… excellent lecture by Robert Duke, a professor of music and human learning at the University of Texas Austin, on “Why students don’t learn what we think we teach” (hosted at Cornell University Videos).
Duke is captivating, and he makes a clear argument that students don’t learn what we think we teach because they’re too busy learning what we’re actually teaching, which is, often, that precision is more important than understanding and that grades matter. The solution, he argues, is to teach, over and over, the things that we actually want our students to remember after the semester is over. And, that we should not defer learning about “The Good Stuff” until after they’ve suffered through boring prerequisites. Instead, we should teach the good stuff first and teach what we really enjoy.

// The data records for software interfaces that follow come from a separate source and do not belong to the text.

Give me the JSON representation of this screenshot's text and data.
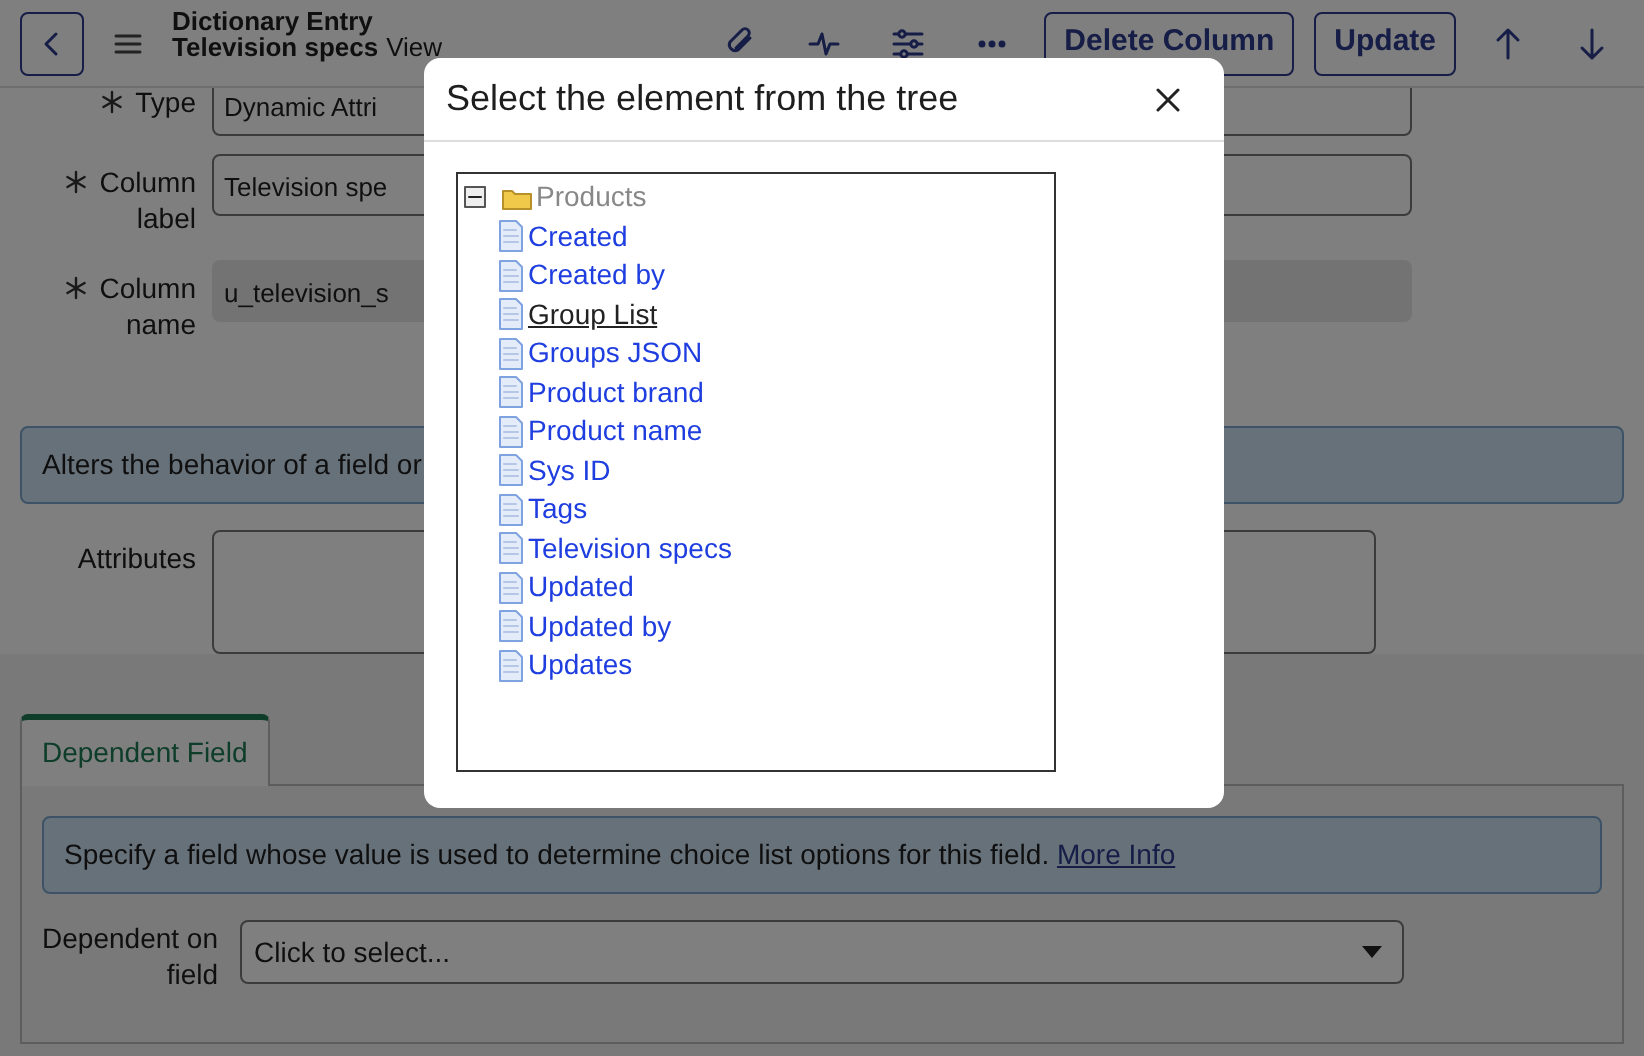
{
  "header": {
    "title": "Dictionary Entry",
    "subtitle": "Television specs",
    "view": "View",
    "buttons": [
      "Delete Column",
      "Update"
    ]
  },
  "fields": [
    {
      "label": "Type",
      "value": "Dynamic Attri",
      "required": true,
      "readonly": false
    },
    {
      "label": "Column label",
      "value": "Television spe",
      "required": true,
      "readonly": false
    },
    {
      "label": "Column name",
      "value": "u_television_s",
      "required": true,
      "readonly": true
    }
  ],
  "info": "Alters the behavior of a field or",
  "attributes_label": "Attributes",
  "tabs": [
    {
      "label": "Dependent Field",
      "selected": true
    }
  ],
  "dependent_info": {
    "text": "Specify a field whose value is used to determine choice list options for this field.",
    "link": "More Info"
  },
  "dependent_field": {
    "label": "Dependent on field",
    "placeholder": "Click to select..."
  },
  "modal": {
    "title": "Select the element from the tree",
    "tree": {
      "label": "Products",
      "expanded": true,
      "children": [
        {
          "label": "Created",
          "hovered": false
        },
        {
          "label": "Created by",
          "hovered": false
        },
        {
          "label": "Group List",
          "hovered": true
        },
        {
          "label": "Groups JSON",
          "hovered": false
        },
        {
          "label": "Product brand",
          "hovered": false
        },
        {
          "label": "Product name",
          "hovered": false
        },
        {
          "label": "Sys ID",
          "hovered": false
        },
        {
          "label": "Tags",
          "hovered": false
        },
        {
          "label": "Television specs",
          "hovered": false
        },
        {
          "label": "Updated",
          "hovered": false
        },
        {
          "label": "Updated by",
          "hovered": false
        },
        {
          "label": "Updates",
          "hovered": false
        }
      ]
    }
  }
}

(my emphasis) Came across this via Darren Kuropatwa, original post on “Structure & Strangeness“. Duke makes a good point, and it applies to any level of education. What do we want our students to learn? What are we actually teaching them?